Task statement:
Your copy should repeat each record below exactly and contain no images.

[Interface dataset entries]
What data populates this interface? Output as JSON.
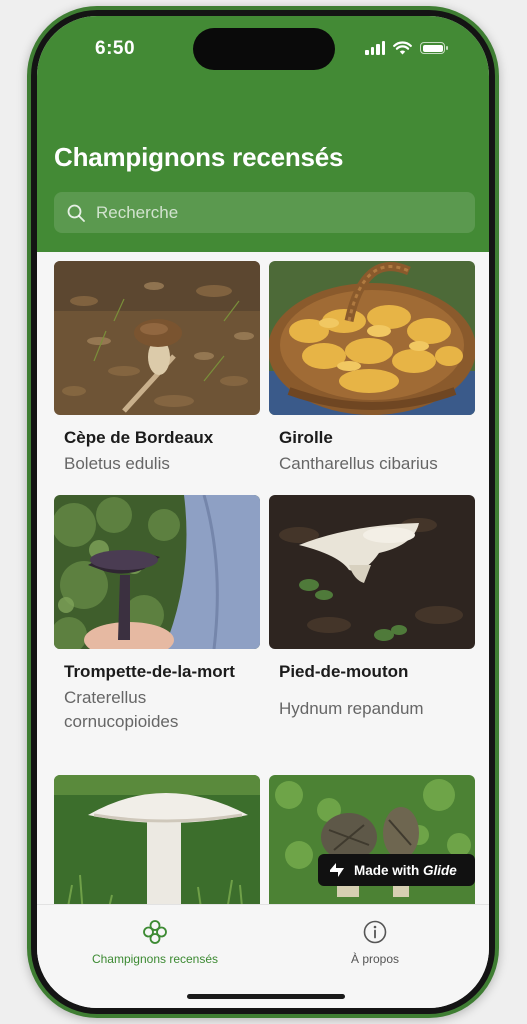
{
  "status_bar": {
    "time": "6:50"
  },
  "header": {
    "title": "Champignons recensés",
    "search": {
      "placeholder": "Recherche",
      "value": ""
    }
  },
  "cards": [
    {
      "name": "Cèpe de Bordeaux",
      "latin": "Boletus edulis",
      "image": "porcini-mushroom-photo"
    },
    {
      "name": "Girolle",
      "latin": "Cantharellus cibarius",
      "image": "chanterelle-basket-photo"
    },
    {
      "name": "Trompette-de-la-mort",
      "latin": "Craterellus cornucopioides",
      "image": "black-trumpet-photo"
    },
    {
      "name": "Pied-de-mouton",
      "latin": "Hydnum repandum",
      "image": "hedgehog-mushroom-photo"
    },
    {
      "name": "",
      "latin": "",
      "image": "white-mushroom-photo"
    },
    {
      "name": "",
      "latin": "",
      "image": "morel-photo"
    }
  ],
  "badge": {
    "text": "Made with",
    "brand": "Glide"
  },
  "tabs": [
    {
      "label": "Champignons recensés",
      "icon": "mushroom-cluster-icon",
      "active": true
    },
    {
      "label": "À propos",
      "icon": "info-circle-icon",
      "active": false
    }
  ],
  "colors": {
    "primary_green": "#438a35",
    "frame_green": "#3f7e33",
    "tab_active": "#3c8a32",
    "tab_inactive": "#555555"
  }
}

Result of this task:
What data populates this interface? Output as JSON.
{
  "status_bar": {
    "time": "6:50"
  },
  "header": {
    "title": "Champignons recensés",
    "search": {
      "placeholder": "Recherche",
      "value": ""
    }
  },
  "cards": [
    {
      "name": "Cèpe de Bordeaux",
      "latin": "Boletus edulis",
      "image": "porcini-mushroom-photo"
    },
    {
      "name": "Girolle",
      "latin": "Cantharellus cibarius",
      "image": "chanterelle-basket-photo"
    },
    {
      "name": "Trompette-de-la-mort",
      "latin": "Craterellus cornucopioides",
      "image": "black-trumpet-photo"
    },
    {
      "name": "Pied-de-mouton",
      "latin": "Hydnum repandum",
      "image": "hedgehog-mushroom-photo"
    },
    {
      "name": "",
      "latin": "",
      "image": "white-mushroom-photo"
    },
    {
      "name": "",
      "latin": "",
      "image": "morel-photo"
    }
  ],
  "badge": {
    "text": "Made with",
    "brand": "Glide"
  },
  "tabs": [
    {
      "label": "Champignons recensés",
      "icon": "mushroom-cluster-icon",
      "active": true
    },
    {
      "label": "À propos",
      "icon": "info-circle-icon",
      "active": false
    }
  ],
  "colors": {
    "primary_green": "#438a35",
    "frame_green": "#3f7e33",
    "tab_active": "#3c8a32",
    "tab_inactive": "#555555"
  }
}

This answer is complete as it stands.